A report in Foster’s Online, “Oceans getting louder, but effects still unclear” notes rising levels of human-made noise in the oceans. Chris Clark at Cornell University is quoted,
“Their world is just being collapsed,” Clark said. “They rely so heavily on sound. They can’t see anything.”
The article also notes the likely reaction of businesses and policy makers:
Businesses and the military are unlikely to make major changes before more is known.
Brandon Southall, an acoustics researcher at the National Oceanic & Atmospheric Administration, said better research is urgently needed.
“People are inherently tied to the ocean for food, for cures to diseases, for weather,” he said. “We’re figuring out things are more interconnected than we ever could have originally envisioned.”

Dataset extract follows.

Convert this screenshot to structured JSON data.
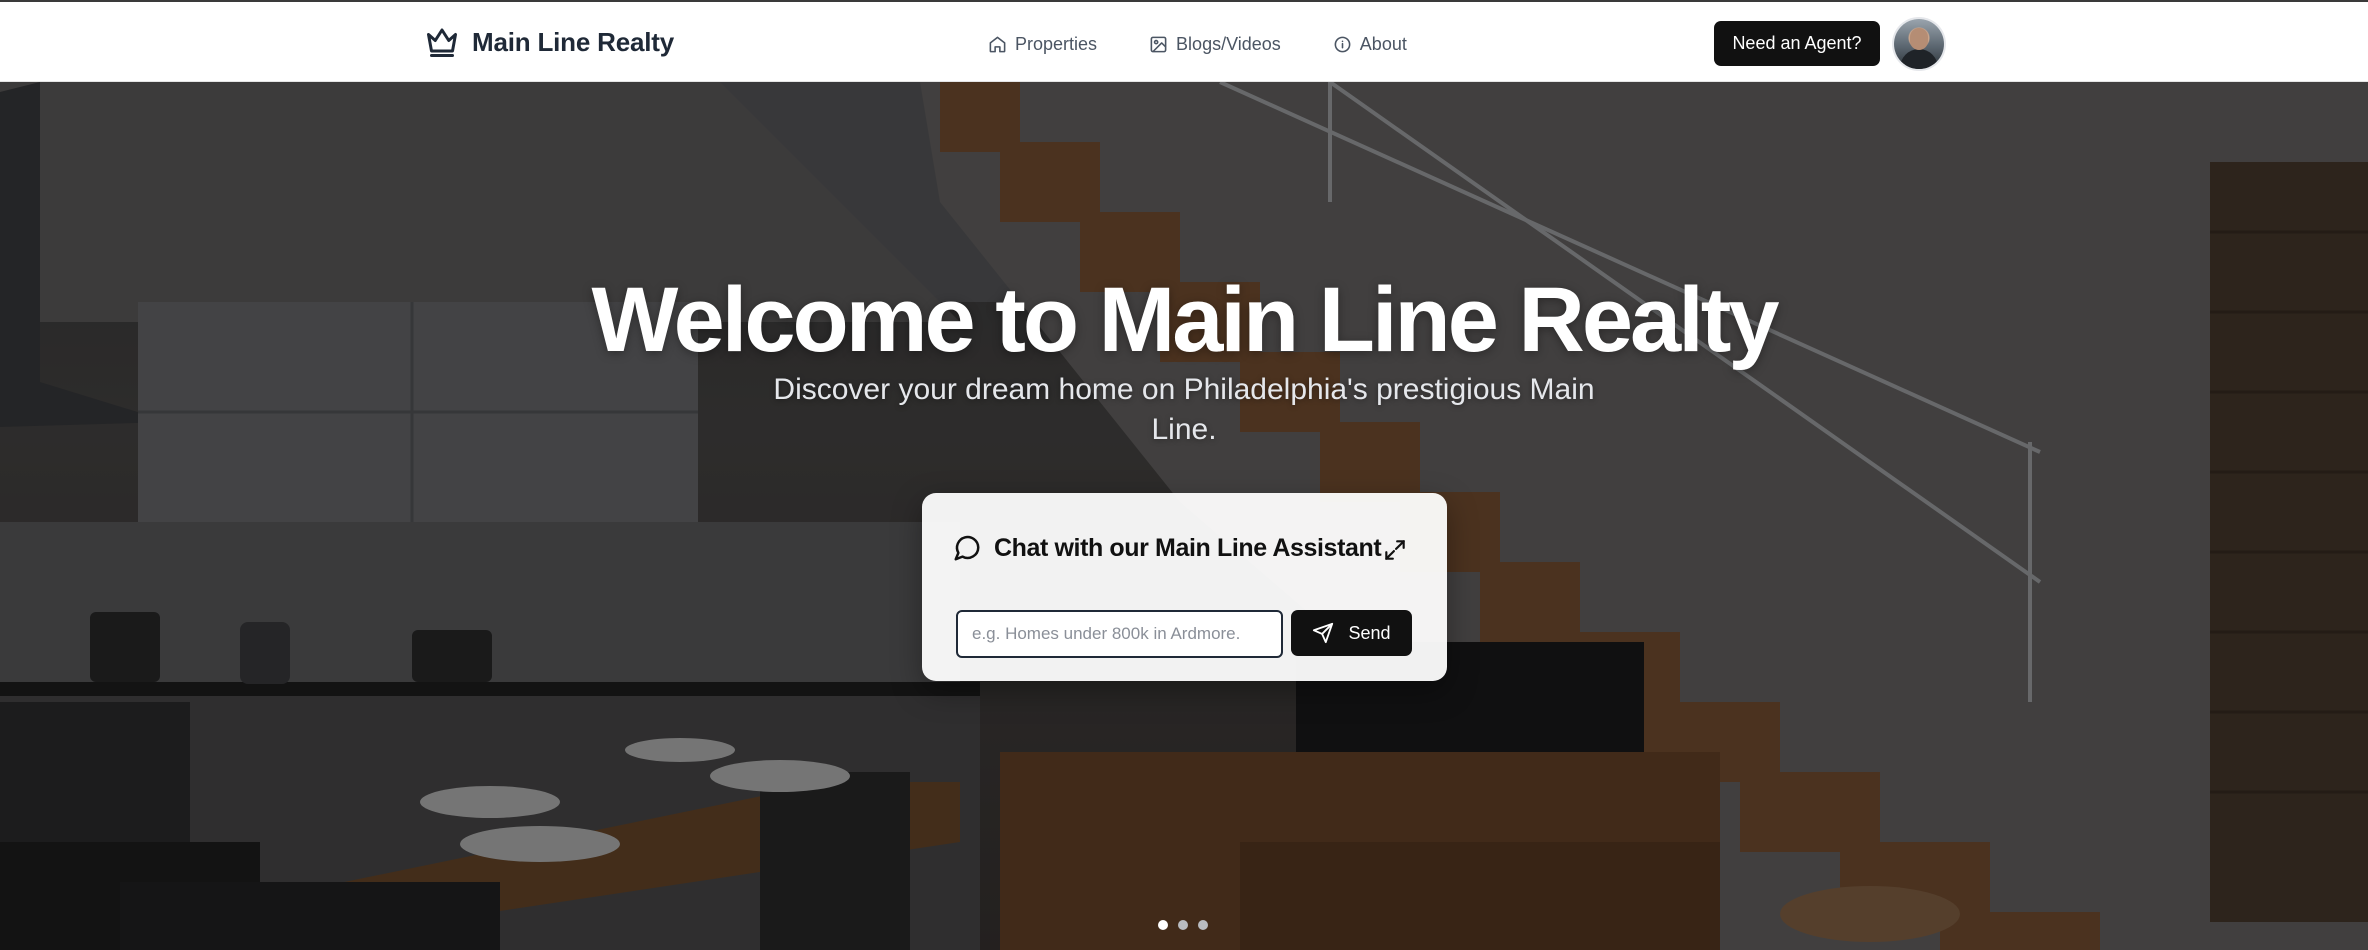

I found the following statement interesting:
Joel Reynolds, director of the Marine Mammal Program at the Natural Resources Defense Council, said there’s evidence marine mammals are changing their sound patterns or rates, which could show their normal communication has been disrupted.
I think I’ll try to see what studies Reynolds is referring to with this statement. My view is that we don’t yet have a good baseline on what constitutes a normal pattern of sound use. It doesn’t help that model species, like the bottlenose dolphin, have such extreme variability in vocalizations.